Mixed martial arts helps a finance executive leap to the top of her field
As president of MetLife Bank, Donna DeMaio is one of the most successful women in banking. And she credits some of that success to taking up mixed martial arts six years ago, when she was 42. She’d been watching her son practice for almost a year and, "struck by the discipline and purpose that these students had," she decided to speak to the sensei. "My personality type is if I do something, I’m going to want to do it all the way," she says. Her question for the instructor: would she be able, at her age, to earn a black belt? She did, training from 8 to 10 PM several nights a week, and another several hours on weekends. "It became cult like," she admits. "I had a husband, a job and two kids, but I wanted to be in studio all the time." At 46, DeMaio earned her black belt in the full-contact combat sport. She also moved from public accounting to banking, and in 2005 she was appointed president at MetLife Bank. "Martial arts really sharpened my ability to stay focused and get through a difficult task," she says. "It taught me that with perseverance and patience, you could get any job done. I came to MetLife as a CFO and when I was promoted to president, I asked myself, can I do this? And, I felt, yes, I can." DeMaio says that the confidence she gained from martial arts has allowed her to take "rational risks," moving the bank in a new direction.

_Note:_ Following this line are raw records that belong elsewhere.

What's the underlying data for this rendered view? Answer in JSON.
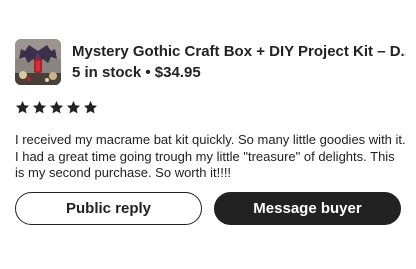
{
  "product": {
    "title": "Mystery Gothic Craft Box + DIY Project Kit – D...",
    "stock_price": "5 in stock • $34.95",
    "image_icon": "product-thumbnail-bat-kit"
  },
  "review": {
    "rating": 5,
    "rating_max": 5,
    "star_color": "#222222",
    "text": "I received my macrame bat kit quickly. So many little goodies with it. I had a great time going trough my little \"treasure\" of delights. This is my second purchase.  So worth it!!!!"
  },
  "actions": {
    "public_reply_label": "Public reply",
    "message_buyer_label": "Message buyer"
  }
}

Marital arts has also made her a more patient mentor. "A huge part of martial-arts training is helping others who are coming through the ranks," she says. For DeMaio that has meant everything from showing more interest in lower-level employees to becoming involved in Habitat for Humanity and micro lending for women’s business ventures.